== EXCERPTED DATA ==
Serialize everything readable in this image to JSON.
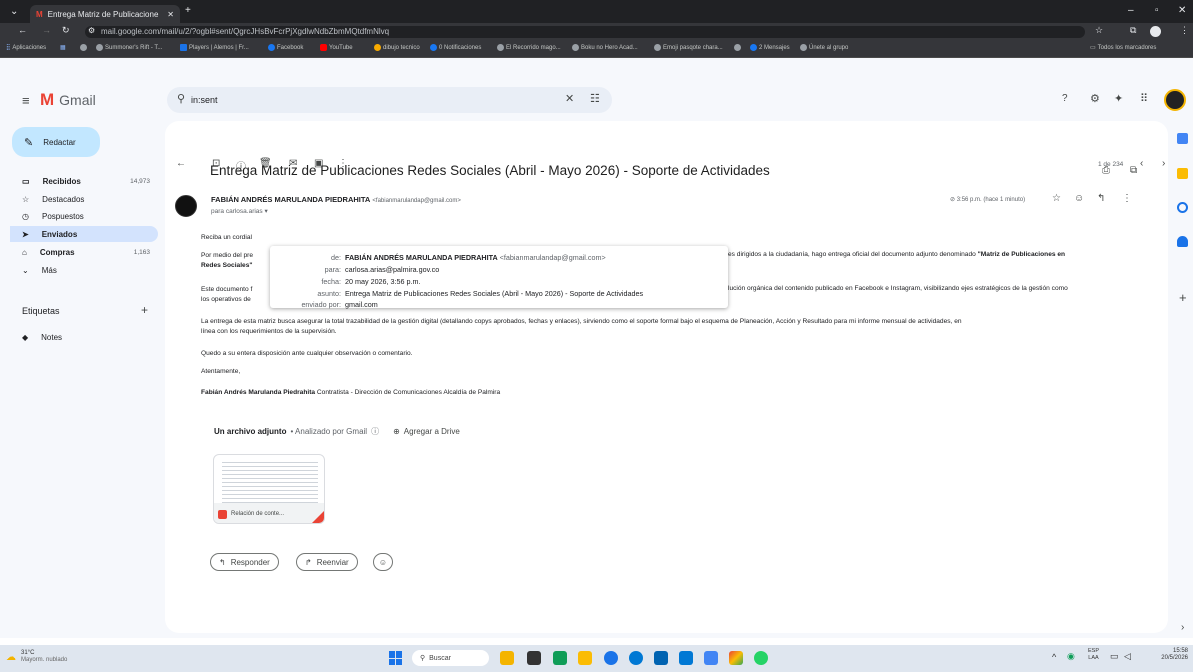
{
  "browser": {
    "tab_title": "Entrega Matriz de Publicacione",
    "url": "mail.google.com/mail/u/2/?ogbl#sent/QgrcJHsBvFcrPjXgdlwNdbZbmMQtdfmNlvq",
    "bookmarks": [
      "Aplicaciones",
      "",
      "Summoner's Rift - T...",
      "Players | Alemos | Fr...",
      "Facebook",
      "YouTube",
      "dibujo tecnico",
      "0 Notificaciones",
      "El Recorrido mago...",
      "Boku no Hero Acad...",
      "Emoji pasqote chara...",
      "",
      "2 Mensajes",
      "Únete al grupo"
    ],
    "bookmarks_right": "Todos los marcadores"
  },
  "gmail": {
    "logo": "Gmail",
    "search_value": "in:sent",
    "compose": "Redactar",
    "nav": [
      {
        "label": "Recibidos",
        "count": "14,973",
        "bold": true
      },
      {
        "label": "Destacados",
        "count": ""
      },
      {
        "label": "Pospuestos",
        "count": ""
      },
      {
        "label": "Enviados",
        "count": "",
        "bold": true
      },
      {
        "label": "Compras",
        "count": "1,163",
        "bold": true
      },
      {
        "label": "Más",
        "count": ""
      }
    ],
    "labels_heading": "Etiquetas",
    "labels": [
      "Notes"
    ],
    "pager": "1 de 234",
    "subject": "Entrega Matriz de Publicaciones Redes Sociales (Abril - Mayo 2026) - Soporte de Actividades",
    "sender_name": "FABIÁN ANDRÉS MARULANDA PIEDRAHITA",
    "sender_email": "<fabianmarulandap@gmail.com>",
    "to_line": "para carlosa.arias",
    "time": "3:56 p.m. (hace 1 minuto)",
    "details": {
      "from_k": "de:",
      "from_name": "FABIÁN ANDRÉS MARULANDA PIEDRAHITA",
      "from_email": "<fabianmarulandap@gmail.com>",
      "to_k": "para:",
      "to_v": "carlosa.arias@palmira.gov.co",
      "date_k": "fecha:",
      "date_v": "20 may 2026, 3:56 p.m.",
      "subj_k": "asunto:",
      "subj_v": "Entrega Matriz de Publicaciones Redes Sociales (Abril - Mayo 2026) - Soporte de Actividades",
      "via_k": "enviado por:",
      "via_v": "gmail.com"
    },
    "body": {
      "p1": "Reciba un cordial",
      "p2a": "Por medio del pre",
      "p2b": "es dirigidos a la ciudadanía, hago entrega oficial del documento adjunto denominado",
      "p2c": "\"Matriz de Publicaciones en",
      "p2d": "Redes Sociales\"",
      "p3a": "Este documento f",
      "p3b": "lución orgánica del contenido publicado en Facebook e Instagram, visibilizando ejes estratégicos de la gestión como",
      "p3c": "los operativos de",
      "p4": "La entrega de esta matriz busca asegurar la total trazabilidad de la gestión digital (detallando copys aprobados, fechas y enlaces), sirviendo como el soporte formal bajo el esquema de Planeación, Acción y Resultado para mi informe mensual de actividades, en",
      "p4b": "línea con los requerimientos de la supervisión.",
      "p5": "Quedo a su entera disposición ante cualquier observación o comentario.",
      "p6": "Atentamente,",
      "p7a": "Fabián Andrés Marulanda Piedrahita",
      "p7b": "Contratista - Dirección de Comunicaciones Alcaldía de Palmira"
    },
    "attach_head": "Un archivo adjunto",
    "attach_scan": "• Analizado por Gmail",
    "attach_drive": "Agregar a Drive",
    "attach_name": "Relación de conte...",
    "reply": "Responder",
    "forward": "Reenviar"
  },
  "taskbar": {
    "weather_temp": "31°C",
    "weather_desc": "Mayorm. nublado",
    "search": "Buscar",
    "lang1": "ESP",
    "lang2": "LAA",
    "time": "15:58",
    "date": "20/5/2026"
  }
}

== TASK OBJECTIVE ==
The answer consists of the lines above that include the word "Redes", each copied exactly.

== OUTPUT OF THE TASK ==
    "subject": "Entrega Matriz de Publicaciones Redes Sociales (Abril - Mayo 2026) - Soporte de Actividades",
      "subj_v": "Entrega Matriz de Publicaciones Redes Sociales (Abril - Mayo 2026) - Soporte de Actividades",
      "p2d": "Redes Sociales\"",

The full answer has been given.